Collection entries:
◆ ◆ ◆ ◆

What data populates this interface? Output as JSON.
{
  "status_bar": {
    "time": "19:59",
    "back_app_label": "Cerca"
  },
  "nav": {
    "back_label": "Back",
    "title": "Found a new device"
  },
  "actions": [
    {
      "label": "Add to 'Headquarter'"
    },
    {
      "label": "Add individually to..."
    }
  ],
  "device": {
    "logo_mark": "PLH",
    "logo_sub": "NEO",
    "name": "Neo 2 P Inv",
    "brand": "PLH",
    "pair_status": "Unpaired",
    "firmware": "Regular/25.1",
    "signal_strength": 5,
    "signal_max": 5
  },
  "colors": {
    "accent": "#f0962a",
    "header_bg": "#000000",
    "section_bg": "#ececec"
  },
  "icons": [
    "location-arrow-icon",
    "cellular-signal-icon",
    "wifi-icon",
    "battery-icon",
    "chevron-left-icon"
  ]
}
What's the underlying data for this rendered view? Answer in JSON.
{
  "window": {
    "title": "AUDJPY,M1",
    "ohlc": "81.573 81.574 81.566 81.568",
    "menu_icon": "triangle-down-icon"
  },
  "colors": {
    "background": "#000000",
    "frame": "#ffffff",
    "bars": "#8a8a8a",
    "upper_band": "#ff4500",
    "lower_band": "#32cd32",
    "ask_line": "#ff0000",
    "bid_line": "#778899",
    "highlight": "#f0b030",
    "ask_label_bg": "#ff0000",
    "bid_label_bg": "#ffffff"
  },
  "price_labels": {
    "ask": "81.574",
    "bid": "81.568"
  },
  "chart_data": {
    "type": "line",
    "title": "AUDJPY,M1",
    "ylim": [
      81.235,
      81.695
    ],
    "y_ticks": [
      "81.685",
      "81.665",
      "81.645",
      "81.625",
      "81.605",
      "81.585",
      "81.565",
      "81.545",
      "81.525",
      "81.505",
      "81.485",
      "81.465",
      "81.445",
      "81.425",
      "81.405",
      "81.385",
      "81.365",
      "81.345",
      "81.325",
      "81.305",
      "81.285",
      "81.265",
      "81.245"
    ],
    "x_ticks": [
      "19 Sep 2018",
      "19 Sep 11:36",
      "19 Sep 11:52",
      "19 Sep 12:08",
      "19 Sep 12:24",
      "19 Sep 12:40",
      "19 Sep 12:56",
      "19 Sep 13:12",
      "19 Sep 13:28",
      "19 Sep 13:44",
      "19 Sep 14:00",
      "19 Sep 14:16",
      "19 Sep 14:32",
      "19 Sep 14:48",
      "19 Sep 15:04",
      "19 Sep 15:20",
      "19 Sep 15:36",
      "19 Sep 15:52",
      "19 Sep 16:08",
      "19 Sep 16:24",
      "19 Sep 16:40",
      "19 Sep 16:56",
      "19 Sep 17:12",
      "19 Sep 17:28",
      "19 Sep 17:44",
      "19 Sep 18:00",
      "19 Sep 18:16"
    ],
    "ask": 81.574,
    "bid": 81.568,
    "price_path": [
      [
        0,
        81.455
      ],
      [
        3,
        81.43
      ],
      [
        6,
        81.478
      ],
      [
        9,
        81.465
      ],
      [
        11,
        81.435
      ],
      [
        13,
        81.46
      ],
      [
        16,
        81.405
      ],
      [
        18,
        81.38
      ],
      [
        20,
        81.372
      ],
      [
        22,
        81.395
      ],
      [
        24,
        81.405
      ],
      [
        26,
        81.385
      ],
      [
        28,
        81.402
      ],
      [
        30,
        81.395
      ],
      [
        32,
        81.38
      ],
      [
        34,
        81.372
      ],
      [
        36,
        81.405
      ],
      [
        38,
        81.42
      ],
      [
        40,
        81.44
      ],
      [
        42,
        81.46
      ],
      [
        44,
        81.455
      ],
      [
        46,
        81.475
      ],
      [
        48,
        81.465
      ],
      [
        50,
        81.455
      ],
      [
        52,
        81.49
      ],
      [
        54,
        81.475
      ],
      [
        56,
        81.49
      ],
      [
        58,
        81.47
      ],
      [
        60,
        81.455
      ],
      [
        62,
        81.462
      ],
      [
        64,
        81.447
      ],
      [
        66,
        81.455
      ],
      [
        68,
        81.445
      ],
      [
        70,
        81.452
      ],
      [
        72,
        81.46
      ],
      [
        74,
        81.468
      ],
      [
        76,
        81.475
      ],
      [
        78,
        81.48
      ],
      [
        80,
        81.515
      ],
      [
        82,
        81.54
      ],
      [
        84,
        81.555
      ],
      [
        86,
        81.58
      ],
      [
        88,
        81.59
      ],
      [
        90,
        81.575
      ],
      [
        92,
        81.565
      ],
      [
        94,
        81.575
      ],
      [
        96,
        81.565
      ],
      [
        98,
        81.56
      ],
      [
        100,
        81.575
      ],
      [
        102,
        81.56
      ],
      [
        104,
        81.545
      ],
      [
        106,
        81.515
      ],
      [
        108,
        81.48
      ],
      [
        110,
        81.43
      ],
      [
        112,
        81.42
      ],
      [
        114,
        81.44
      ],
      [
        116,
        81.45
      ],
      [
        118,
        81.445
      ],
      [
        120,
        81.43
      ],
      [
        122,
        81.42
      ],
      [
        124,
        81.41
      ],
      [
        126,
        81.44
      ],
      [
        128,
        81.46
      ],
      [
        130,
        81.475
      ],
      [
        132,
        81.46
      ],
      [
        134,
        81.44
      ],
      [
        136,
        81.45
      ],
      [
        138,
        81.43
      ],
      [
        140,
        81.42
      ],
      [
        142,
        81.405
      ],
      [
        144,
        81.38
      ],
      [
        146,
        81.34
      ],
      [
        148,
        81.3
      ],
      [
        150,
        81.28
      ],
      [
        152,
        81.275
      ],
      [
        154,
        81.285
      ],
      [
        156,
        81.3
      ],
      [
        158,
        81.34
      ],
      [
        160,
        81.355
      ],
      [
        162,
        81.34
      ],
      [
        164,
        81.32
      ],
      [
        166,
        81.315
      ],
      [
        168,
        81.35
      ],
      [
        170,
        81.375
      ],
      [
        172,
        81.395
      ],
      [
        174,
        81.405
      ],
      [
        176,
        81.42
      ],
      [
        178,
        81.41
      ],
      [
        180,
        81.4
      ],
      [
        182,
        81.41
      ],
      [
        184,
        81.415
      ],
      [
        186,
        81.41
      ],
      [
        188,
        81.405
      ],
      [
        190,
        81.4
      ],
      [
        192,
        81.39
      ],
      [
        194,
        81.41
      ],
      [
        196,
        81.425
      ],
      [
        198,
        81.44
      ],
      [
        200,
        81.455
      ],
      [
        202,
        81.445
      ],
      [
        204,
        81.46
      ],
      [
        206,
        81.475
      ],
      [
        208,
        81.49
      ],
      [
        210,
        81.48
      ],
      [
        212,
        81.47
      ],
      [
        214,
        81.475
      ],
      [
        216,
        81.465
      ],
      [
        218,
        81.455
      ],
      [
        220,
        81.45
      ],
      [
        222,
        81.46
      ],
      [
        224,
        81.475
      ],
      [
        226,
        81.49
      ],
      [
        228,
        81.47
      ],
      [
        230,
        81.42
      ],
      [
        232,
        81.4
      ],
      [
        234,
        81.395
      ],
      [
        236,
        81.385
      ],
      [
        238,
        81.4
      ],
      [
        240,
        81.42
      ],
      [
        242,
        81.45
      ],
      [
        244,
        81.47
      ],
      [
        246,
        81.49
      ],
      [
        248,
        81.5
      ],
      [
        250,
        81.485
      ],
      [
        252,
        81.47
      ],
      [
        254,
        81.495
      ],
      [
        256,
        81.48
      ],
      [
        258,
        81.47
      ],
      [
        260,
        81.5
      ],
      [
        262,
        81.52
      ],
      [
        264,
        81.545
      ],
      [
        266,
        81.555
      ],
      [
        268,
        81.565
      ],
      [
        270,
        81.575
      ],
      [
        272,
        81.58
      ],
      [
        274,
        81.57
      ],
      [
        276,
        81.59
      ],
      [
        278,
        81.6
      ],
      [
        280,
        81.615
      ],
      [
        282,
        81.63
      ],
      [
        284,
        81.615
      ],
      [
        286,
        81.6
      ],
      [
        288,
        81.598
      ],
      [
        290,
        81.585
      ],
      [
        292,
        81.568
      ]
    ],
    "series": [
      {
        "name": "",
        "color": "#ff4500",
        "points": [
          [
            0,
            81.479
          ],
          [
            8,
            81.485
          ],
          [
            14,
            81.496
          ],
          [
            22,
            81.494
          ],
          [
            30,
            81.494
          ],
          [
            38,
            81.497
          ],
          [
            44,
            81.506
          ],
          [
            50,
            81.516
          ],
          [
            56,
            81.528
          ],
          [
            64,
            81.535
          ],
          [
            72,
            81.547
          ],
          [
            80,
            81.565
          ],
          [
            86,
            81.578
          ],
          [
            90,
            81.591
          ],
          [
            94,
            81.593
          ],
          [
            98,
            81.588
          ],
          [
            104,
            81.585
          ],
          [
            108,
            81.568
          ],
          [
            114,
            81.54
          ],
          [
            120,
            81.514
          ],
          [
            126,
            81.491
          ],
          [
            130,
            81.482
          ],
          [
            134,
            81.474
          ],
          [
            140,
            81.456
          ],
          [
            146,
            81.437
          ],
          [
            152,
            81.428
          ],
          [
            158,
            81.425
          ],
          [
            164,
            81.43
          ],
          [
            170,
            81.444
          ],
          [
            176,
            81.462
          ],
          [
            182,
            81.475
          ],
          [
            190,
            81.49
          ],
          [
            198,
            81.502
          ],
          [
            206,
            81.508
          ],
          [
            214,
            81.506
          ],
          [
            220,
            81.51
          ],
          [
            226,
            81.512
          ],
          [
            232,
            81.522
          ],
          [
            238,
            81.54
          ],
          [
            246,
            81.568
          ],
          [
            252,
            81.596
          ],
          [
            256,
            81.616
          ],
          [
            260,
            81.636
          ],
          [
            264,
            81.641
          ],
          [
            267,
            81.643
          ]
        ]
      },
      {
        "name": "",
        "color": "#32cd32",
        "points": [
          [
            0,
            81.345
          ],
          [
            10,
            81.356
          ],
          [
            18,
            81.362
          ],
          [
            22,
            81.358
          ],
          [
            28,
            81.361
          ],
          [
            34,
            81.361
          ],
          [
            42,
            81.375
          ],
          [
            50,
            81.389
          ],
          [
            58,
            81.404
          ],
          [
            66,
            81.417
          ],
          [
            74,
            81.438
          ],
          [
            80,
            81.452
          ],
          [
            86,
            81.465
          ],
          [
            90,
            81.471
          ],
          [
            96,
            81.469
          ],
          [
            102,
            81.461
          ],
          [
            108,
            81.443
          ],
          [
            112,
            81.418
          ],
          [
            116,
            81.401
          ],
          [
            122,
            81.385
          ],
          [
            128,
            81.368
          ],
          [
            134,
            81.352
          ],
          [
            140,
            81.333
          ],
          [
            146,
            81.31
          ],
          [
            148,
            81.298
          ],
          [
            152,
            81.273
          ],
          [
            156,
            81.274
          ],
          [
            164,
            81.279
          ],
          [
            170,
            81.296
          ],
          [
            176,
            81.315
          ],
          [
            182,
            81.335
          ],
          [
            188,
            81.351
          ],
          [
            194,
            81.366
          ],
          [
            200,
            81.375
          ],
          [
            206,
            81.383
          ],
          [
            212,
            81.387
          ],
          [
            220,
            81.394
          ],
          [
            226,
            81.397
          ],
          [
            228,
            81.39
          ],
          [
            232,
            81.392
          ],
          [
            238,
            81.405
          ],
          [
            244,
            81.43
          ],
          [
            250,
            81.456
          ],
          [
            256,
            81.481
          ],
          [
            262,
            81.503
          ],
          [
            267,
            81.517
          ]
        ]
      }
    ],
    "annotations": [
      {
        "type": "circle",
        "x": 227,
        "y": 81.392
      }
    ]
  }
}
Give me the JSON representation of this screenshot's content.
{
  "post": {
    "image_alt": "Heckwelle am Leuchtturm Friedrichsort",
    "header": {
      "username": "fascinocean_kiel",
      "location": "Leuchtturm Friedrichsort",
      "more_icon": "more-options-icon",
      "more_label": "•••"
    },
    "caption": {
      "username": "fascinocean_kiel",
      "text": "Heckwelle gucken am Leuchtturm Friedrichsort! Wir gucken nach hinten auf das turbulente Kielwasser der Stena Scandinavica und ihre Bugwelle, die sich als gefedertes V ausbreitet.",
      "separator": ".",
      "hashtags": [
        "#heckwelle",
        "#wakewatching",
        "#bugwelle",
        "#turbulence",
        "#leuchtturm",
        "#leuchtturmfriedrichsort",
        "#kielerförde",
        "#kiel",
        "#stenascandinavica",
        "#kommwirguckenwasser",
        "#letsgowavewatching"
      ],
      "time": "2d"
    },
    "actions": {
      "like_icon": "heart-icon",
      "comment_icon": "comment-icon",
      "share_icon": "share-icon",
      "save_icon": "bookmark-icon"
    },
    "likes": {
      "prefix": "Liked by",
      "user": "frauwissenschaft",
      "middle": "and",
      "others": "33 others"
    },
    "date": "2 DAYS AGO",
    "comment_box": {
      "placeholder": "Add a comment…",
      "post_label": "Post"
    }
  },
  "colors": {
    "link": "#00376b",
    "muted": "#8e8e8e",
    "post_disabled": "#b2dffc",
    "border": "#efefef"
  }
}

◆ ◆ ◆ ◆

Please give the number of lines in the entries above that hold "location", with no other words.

### Reply to the task
2